> _Requirement_
List all lines in the material below that contain "icon".

> _Material shown_
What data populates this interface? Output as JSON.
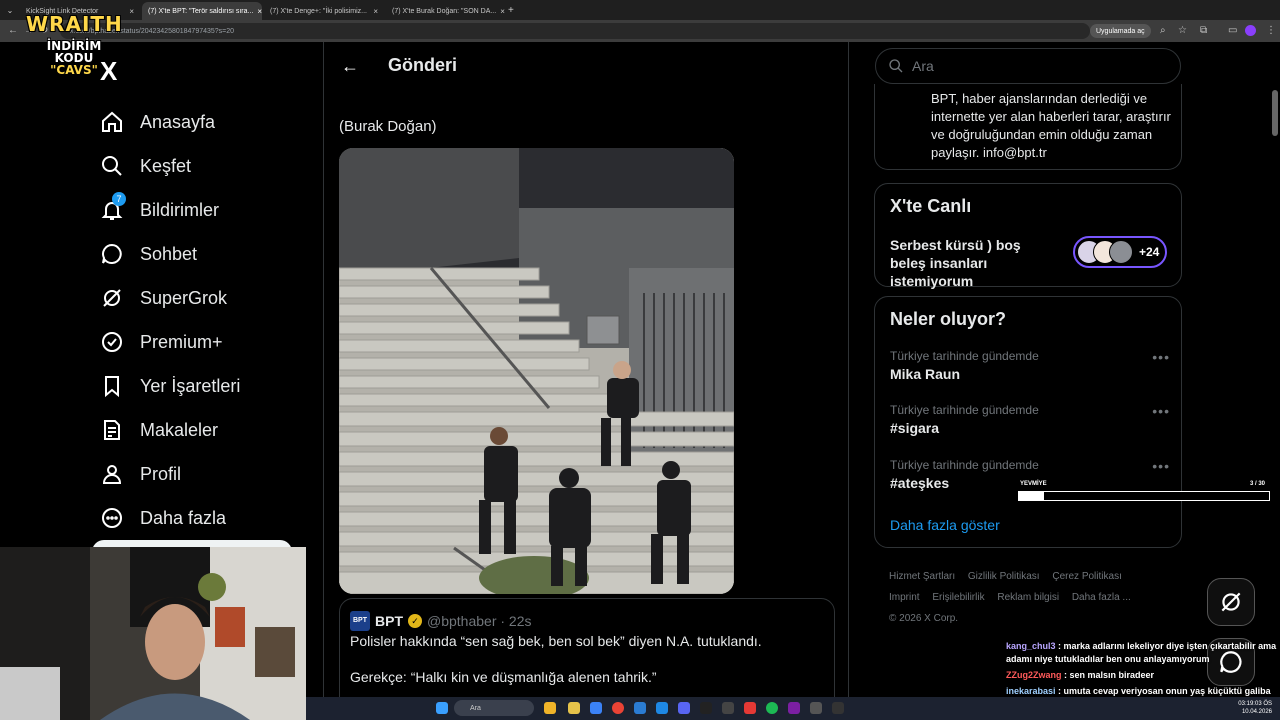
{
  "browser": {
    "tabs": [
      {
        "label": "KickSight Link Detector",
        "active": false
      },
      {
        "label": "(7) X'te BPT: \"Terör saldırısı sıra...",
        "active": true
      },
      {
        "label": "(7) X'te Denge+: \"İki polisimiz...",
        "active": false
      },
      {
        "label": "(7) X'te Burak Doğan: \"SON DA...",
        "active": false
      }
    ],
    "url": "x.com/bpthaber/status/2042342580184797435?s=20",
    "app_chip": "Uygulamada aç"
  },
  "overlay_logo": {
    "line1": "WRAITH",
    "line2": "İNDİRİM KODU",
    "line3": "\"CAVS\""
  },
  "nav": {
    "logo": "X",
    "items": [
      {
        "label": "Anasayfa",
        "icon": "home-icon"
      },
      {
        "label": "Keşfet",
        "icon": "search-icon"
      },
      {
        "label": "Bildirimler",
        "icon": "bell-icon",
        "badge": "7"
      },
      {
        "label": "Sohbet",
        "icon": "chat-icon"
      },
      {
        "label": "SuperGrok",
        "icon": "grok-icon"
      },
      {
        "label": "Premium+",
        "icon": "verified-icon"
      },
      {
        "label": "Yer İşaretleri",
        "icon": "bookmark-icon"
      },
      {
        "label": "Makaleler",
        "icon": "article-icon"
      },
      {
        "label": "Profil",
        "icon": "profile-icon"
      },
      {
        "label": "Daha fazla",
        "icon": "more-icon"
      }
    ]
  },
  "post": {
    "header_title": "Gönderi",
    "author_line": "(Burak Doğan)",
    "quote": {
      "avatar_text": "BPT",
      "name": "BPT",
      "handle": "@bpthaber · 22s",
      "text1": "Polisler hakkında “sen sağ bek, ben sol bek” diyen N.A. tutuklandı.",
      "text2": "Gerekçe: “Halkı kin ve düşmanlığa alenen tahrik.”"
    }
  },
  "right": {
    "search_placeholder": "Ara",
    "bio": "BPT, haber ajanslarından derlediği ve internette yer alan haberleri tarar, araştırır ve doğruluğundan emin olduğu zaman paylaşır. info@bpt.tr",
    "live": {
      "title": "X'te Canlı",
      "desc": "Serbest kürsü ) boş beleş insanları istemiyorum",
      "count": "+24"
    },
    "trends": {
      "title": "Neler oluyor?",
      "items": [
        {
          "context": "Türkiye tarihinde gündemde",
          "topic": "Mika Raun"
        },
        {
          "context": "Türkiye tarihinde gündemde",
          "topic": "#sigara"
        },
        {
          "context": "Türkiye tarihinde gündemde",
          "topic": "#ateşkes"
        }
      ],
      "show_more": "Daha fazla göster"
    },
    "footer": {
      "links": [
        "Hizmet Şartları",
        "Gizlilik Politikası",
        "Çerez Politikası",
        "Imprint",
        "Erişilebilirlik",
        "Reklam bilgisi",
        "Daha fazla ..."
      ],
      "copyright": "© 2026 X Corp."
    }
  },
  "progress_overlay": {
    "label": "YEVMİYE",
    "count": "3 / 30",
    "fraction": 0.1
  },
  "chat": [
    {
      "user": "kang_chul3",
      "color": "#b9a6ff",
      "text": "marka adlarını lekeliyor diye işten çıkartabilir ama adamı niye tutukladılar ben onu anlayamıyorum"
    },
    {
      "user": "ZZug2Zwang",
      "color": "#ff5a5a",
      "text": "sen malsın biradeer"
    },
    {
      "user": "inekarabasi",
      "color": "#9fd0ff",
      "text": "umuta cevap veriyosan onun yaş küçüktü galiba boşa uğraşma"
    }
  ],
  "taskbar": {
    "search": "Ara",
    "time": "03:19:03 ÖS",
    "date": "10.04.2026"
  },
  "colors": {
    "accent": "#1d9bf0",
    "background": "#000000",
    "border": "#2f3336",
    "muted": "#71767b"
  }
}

> _Solution to this problem_
        "icon": "home-icon"
        "icon": "search-icon"
        "icon": "bell-icon",
        "icon": "chat-icon"
        "icon": "grok-icon"
        "icon": "verified-icon"
        "icon": "bookmark-icon"
        "icon": "article-icon"
        "icon": "profile-icon"
        "icon": "more-icon"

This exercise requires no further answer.